Extracted records
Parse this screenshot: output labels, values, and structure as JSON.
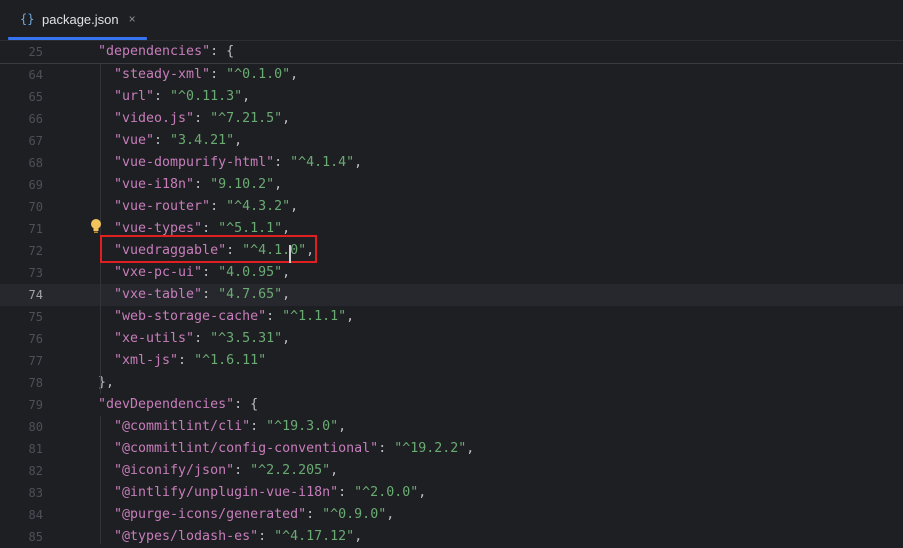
{
  "tab": {
    "icon": "{}",
    "label": "package.json",
    "close": "×"
  },
  "sticky": {
    "line_number": "25",
    "key": "\"dependencies\"",
    "rest": ": {"
  },
  "lines": [
    {
      "n": "64",
      "key": "\"steady-xml\"",
      "val": "\"^0.1.0\"",
      "end": ","
    },
    {
      "n": "65",
      "key": "\"url\"",
      "val": "\"^0.11.3\"",
      "end": ","
    },
    {
      "n": "66",
      "key": "\"video.js\"",
      "val": "\"^7.21.5\"",
      "end": ","
    },
    {
      "n": "67",
      "key": "\"vue\"",
      "val": "\"3.4.21\"",
      "end": ","
    },
    {
      "n": "68",
      "key": "\"vue-dompurify-html\"",
      "val": "\"^4.1.4\"",
      "end": ","
    },
    {
      "n": "69",
      "key": "\"vue-i18n\"",
      "val": "\"9.10.2\"",
      "end": ","
    },
    {
      "n": "70",
      "key": "\"vue-router\"",
      "val": "\"^4.3.2\"",
      "end": ","
    },
    {
      "n": "71",
      "key": "\"vue-types\"",
      "val": "\"^5.1.1\"",
      "end": ","
    },
    {
      "n": "72",
      "key": "\"vuedraggable\"",
      "val": "\"^4.1.0\"",
      "end": ","
    },
    {
      "n": "73",
      "key": "\"vxe-pc-ui\"",
      "val": "\"4.0.95\"",
      "end": ","
    },
    {
      "n": "74",
      "key": "\"vxe-table\"",
      "val": "\"4.7.65\"",
      "end": ","
    },
    {
      "n": "75",
      "key": "\"web-storage-cache\"",
      "val": "\"^1.1.1\"",
      "end": ","
    },
    {
      "n": "76",
      "key": "\"xe-utils\"",
      "val": "\"^3.5.31\"",
      "end": ","
    },
    {
      "n": "77",
      "key": "\"xml-js\"",
      "val": "\"^1.6.11\"",
      "end": ""
    },
    {
      "n": "78",
      "plain": "},"
    },
    {
      "n": "79",
      "key": "\"devDependencies\"",
      "rest": ": {"
    },
    {
      "n": "80",
      "key": "\"@commitlint/cli\"",
      "val": "\"^19.3.0\"",
      "end": ","
    },
    {
      "n": "81",
      "key": "\"@commitlint/config-conventional\"",
      "val": "\"^19.2.2\"",
      "end": ","
    },
    {
      "n": "82",
      "key": "\"@iconify/json\"",
      "val": "\"^2.2.205\"",
      "end": ","
    },
    {
      "n": "83",
      "key": "\"@intlify/unplugin-vue-i18n\"",
      "val": "\"^2.0.0\"",
      "end": ","
    },
    {
      "n": "84",
      "key": "\"@purge-icons/generated\"",
      "val": "\"^0.9.0\"",
      "end": ","
    },
    {
      "n": "85",
      "key": "\"@types/lodash-es\"",
      "val": "\"^4.17.12\"",
      "end": ","
    }
  ],
  "current_line": "74",
  "colors": {
    "key": "#c77dbb",
    "string": "#6aab73",
    "highlight_box": "#e02020",
    "tab_underline": "#3574f0"
  },
  "icons": [
    "json-file-icon",
    "close-icon",
    "lightbulb-icon"
  ]
}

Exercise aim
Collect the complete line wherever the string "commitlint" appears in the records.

Task solution
      "key": "\"@commitlint/cli\"",
      "key": "\"@commitlint/config-conventional\"",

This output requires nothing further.